> **Assignment**: An identical copy of the listing below is all the answer should contain.

> **The data**:
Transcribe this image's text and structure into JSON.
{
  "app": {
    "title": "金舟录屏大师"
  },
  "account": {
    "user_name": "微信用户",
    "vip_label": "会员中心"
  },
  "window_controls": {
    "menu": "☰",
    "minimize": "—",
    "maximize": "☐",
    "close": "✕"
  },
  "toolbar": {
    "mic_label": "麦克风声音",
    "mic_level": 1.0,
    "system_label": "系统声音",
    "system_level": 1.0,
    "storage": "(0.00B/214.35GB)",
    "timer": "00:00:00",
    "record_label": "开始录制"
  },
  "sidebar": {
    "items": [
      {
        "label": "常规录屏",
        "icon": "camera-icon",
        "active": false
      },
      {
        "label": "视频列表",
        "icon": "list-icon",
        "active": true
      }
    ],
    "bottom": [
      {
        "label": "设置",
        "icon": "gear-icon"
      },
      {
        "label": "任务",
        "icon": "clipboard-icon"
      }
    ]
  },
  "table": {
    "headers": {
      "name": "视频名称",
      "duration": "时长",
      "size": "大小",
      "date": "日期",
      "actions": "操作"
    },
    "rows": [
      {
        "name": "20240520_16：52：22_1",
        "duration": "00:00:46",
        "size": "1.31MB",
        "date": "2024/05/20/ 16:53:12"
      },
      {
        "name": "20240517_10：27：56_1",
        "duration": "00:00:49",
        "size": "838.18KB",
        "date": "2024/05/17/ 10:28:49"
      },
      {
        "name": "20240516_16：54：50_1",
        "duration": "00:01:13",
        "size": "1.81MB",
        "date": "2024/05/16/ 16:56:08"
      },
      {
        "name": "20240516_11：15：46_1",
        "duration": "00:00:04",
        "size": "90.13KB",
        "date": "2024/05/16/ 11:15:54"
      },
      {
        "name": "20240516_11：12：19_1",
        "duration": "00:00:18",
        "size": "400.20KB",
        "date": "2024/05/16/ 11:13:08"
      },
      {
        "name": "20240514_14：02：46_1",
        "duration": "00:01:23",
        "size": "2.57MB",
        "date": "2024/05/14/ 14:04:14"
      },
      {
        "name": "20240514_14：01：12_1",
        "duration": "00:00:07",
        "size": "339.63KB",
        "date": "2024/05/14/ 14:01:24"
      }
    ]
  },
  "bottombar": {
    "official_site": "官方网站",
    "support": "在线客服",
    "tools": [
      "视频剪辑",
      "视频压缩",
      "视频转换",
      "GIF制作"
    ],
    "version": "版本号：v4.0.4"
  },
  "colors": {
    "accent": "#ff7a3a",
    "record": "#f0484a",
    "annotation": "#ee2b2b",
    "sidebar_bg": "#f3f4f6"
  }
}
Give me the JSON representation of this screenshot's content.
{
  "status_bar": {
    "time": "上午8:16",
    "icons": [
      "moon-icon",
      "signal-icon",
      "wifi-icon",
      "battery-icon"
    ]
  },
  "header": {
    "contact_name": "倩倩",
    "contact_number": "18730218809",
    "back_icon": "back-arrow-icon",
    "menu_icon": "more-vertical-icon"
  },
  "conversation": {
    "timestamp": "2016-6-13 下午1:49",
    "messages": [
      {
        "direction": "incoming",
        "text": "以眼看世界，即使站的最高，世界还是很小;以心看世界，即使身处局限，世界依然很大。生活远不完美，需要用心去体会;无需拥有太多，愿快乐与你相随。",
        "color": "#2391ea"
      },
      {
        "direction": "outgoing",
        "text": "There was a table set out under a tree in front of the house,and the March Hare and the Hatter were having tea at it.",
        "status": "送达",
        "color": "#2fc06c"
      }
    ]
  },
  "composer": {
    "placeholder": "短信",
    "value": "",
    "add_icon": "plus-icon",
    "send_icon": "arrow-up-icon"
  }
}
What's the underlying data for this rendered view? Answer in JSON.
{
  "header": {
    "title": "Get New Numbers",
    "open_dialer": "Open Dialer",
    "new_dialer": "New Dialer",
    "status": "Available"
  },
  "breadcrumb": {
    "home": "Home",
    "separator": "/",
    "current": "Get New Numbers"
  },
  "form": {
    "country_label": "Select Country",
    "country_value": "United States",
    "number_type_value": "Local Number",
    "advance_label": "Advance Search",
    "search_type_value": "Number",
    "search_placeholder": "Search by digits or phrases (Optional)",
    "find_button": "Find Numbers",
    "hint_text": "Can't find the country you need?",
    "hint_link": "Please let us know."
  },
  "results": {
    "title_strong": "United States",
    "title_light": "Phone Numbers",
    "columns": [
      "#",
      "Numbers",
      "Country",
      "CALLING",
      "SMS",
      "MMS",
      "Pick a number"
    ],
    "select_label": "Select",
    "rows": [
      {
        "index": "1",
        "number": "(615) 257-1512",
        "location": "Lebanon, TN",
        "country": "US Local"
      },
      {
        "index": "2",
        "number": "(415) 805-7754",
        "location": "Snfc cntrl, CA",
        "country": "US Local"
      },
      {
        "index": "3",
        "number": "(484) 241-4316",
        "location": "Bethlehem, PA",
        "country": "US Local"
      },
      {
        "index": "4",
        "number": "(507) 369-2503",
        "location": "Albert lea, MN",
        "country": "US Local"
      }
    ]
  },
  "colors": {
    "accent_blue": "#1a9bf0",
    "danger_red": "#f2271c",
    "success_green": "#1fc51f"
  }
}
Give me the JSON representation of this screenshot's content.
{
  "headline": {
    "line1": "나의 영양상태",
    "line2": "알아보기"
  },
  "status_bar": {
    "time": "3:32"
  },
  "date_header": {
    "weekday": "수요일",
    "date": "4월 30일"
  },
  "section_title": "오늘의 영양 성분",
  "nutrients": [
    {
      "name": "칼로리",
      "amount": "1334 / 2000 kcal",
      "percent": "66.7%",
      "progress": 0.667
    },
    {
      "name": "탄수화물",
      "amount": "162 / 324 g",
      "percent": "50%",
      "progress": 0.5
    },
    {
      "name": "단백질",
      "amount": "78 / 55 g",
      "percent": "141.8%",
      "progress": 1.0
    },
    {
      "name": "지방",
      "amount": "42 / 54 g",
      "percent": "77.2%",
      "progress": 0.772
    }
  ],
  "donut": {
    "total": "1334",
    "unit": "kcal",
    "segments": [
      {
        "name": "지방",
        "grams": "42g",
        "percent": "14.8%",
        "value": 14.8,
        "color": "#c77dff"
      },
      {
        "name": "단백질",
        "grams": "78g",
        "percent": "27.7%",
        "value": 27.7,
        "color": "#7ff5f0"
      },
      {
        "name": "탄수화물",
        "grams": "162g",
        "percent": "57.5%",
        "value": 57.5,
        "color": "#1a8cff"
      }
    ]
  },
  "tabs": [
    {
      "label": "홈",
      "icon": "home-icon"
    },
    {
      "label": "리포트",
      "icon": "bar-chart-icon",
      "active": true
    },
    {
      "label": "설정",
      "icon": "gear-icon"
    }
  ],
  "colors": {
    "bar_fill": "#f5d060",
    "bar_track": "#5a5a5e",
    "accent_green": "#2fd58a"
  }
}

> **Response**:
Transcribe this image's text and structure into JSON.
{
  "app": {
    "title": "金舟录屏大师"
  },
  "account": {
    "user_name": "微信用户",
    "vip_label": "会员中心"
  },
  "window_controls": {
    "menu": "☰",
    "minimize": "—",
    "maximize": "☐",
    "close": "✕"
  },
  "toolbar": {
    "mic_label": "麦克风声音",
    "mic_level": 1.0,
    "system_label": "系统声音",
    "system_level": 1.0,
    "storage": "(0.00B/214.35GB)",
    "timer": "00:00:00",
    "record_label": "开始录制"
  },
  "sidebar": {
    "items": [
      {
        "label": "常规录屏",
        "icon": "camera-icon",
        "active": false
      },
      {
        "label": "视频列表",
        "icon": "list-icon",
        "active": true
      }
    ],
    "bottom": [
      {
        "label": "设置",
        "icon": "gear-icon"
      },
      {
        "label": "任务",
        "icon": "clipboard-icon"
      }
    ]
  },
  "table": {
    "headers": {
      "name": "视频名称",
      "duration": "时长",
      "size": "大小",
      "date": "日期",
      "actions": "操作"
    },
    "rows": [
      {
        "name": "20240520_16：52：22_1",
        "duration": "00:00:46",
        "size": "1.31MB",
        "date": "2024/05/20/ 16:53:12"
      },
      {
        "name": "20240517_10：27：56_1",
        "duration": "00:00:49",
        "size": "838.18KB",
        "date": "2024/05/17/ 10:28:49"
      },
      {
        "name": "20240516_16：54：50_1",
        "duration": "00:01:13",
        "size": "1.81MB",
        "date": "2024/05/16/ 16:56:08"
      },
      {
        "name": "20240516_11：15：46_1",
        "duration": "00:00:04",
        "size": "90.13KB",
        "date": "2024/05/16/ 11:15:54"
      },
      {
        "name": "20240516_11：12：19_1",
        "duration": "00:00:18",
        "size": "400.20KB",
        "date": "2024/05/16/ 11:13:08"
      },
      {
        "name": "20240514_14：02：46_1",
        "duration": "00:01:23",
        "size": "2.57MB",
        "date": "2024/05/14/ 14:04:14"
      },
      {
        "name": "20240514_14：01：12_1",
        "duration": "00:00:07",
        "size": "339.63KB",
        "date": "2024/05/14/ 14:01:24"
      }
    ]
  },
  "bottombar": {
    "official_site": "官方网站",
    "support": "在线客服",
    "tools": [
      "视频剪辑",
      "视频压缩",
      "视频转换",
      "GIF制作"
    ],
    "version": "版本号：v4.0.4"
  },
  "colors": {
    "accent": "#ff7a3a",
    "record": "#f0484a",
    "annotation": "#ee2b2b",
    "sidebar_bg": "#f3f4f6"
  }
}
Give me the JSON representation of this screenshot's content.
{
  "status_bar": {
    "time": "上午8:16",
    "icons": [
      "moon-icon",
      "signal-icon",
      "wifi-icon",
      "battery-icon"
    ]
  },
  "header": {
    "contact_name": "倩倩",
    "contact_number": "18730218809",
    "back_icon": "back-arrow-icon",
    "menu_icon": "more-vertical-icon"
  },
  "conversation": {
    "timestamp": "2016-6-13 下午1:49",
    "messages": [
      {
        "direction": "incoming",
        "text": "以眼看世界，即使站的最高，世界还是很小;以心看世界，即使身处局限，世界依然很大。生活远不完美，需要用心去体会;无需拥有太多，愿快乐与你相随。",
        "color": "#2391ea"
      },
      {
        "direction": "outgoing",
        "text": "There was a table set out under a tree in front of the house,and the March Hare and the Hatter were having tea at it.",
        "status": "送达",
        "color": "#2fc06c"
      }
    ]
  },
  "composer": {
    "placeholder": "短信",
    "value": "",
    "add_icon": "plus-icon",
    "send_icon": "arrow-up-icon"
  }
}
What's the underlying data for this rendered view? Answer in JSON.
{
  "header": {
    "title": "Get New Numbers",
    "open_dialer": "Open Dialer",
    "new_dialer": "New Dialer",
    "status": "Available"
  },
  "breadcrumb": {
    "home": "Home",
    "separator": "/",
    "current": "Get New Numbers"
  },
  "form": {
    "country_label": "Select Country",
    "country_value": "United States",
    "number_type_value": "Local Number",
    "advance_label": "Advance Search",
    "search_type_value": "Number",
    "search_placeholder": "Search by digits or phrases (Optional)",
    "find_button": "Find Numbers",
    "hint_text": "Can't find the country you need?",
    "hint_link": "Please let us know."
  },
  "results": {
    "title_strong": "United States",
    "title_light": "Phone Numbers",
    "columns": [
      "#",
      "Numbers",
      "Country",
      "CALLING",
      "SMS",
      "MMS",
      "Pick a number"
    ],
    "select_label": "Select",
    "rows": [
      {
        "index": "1",
        "number": "(615) 257-1512",
        "location": "Lebanon, TN",
        "country": "US Local"
      },
      {
        "index": "2",
        "number": "(415) 805-7754",
        "location": "Snfc cntrl, CA",
        "country": "US Local"
      },
      {
        "index": "3",
        "number": "(484) 241-4316",
        "location": "Bethlehem, PA",
        "country": "US Local"
      },
      {
        "index": "4",
        "number": "(507) 369-2503",
        "location": "Albert lea, MN",
        "country": "US Local"
      }
    ]
  },
  "colors": {
    "accent_blue": "#1a9bf0",
    "danger_red": "#f2271c",
    "success_green": "#1fc51f"
  }
}
Give me the JSON representation of this screenshot's content.
{
  "headline": {
    "line1": "나의 영양상태",
    "line2": "알아보기"
  },
  "status_bar": {
    "time": "3:32"
  },
  "date_header": {
    "weekday": "수요일",
    "date": "4월 30일"
  },
  "section_title": "오늘의 영양 성분",
  "nutrients": [
    {
      "name": "칼로리",
      "amount": "1334 / 2000 kcal",
      "percent": "66.7%",
      "progress": 0.667
    },
    {
      "name": "탄수화물",
      "amount": "162 / 324 g",
      "percent": "50%",
      "progress": 0.5
    },
    {
      "name": "단백질",
      "amount": "78 / 55 g",
      "percent": "141.8%",
      "progress": 1.0
    },
    {
      "name": "지방",
      "amount": "42 / 54 g",
      "percent": "77.2%",
      "progress": 0.772
    }
  ],
  "donut": {
    "total": "1334",
    "unit": "kcal",
    "segments": [
      {
        "name": "지방",
        "grams": "42g",
        "percent": "14.8%",
        "value": 14.8,
        "color": "#c77dff"
      },
      {
        "name": "단백질",
        "grams": "78g",
        "percent": "27.7%",
        "value": 27.7,
        "color": "#7ff5f0"
      },
      {
        "name": "탄수화물",
        "grams": "162g",
        "percent": "57.5%",
        "value": 57.5,
        "color": "#1a8cff"
      }
    ]
  },
  "tabs": [
    {
      "label": "홈",
      "icon": "home-icon"
    },
    {
      "label": "리포트",
      "icon": "bar-chart-icon",
      "active": true
    },
    {
      "label": "설정",
      "icon": "gear-icon"
    }
  ],
  "colors": {
    "bar_fill": "#f5d060",
    "bar_track": "#5a5a5e",
    "accent_green": "#2fd58a"
  }
}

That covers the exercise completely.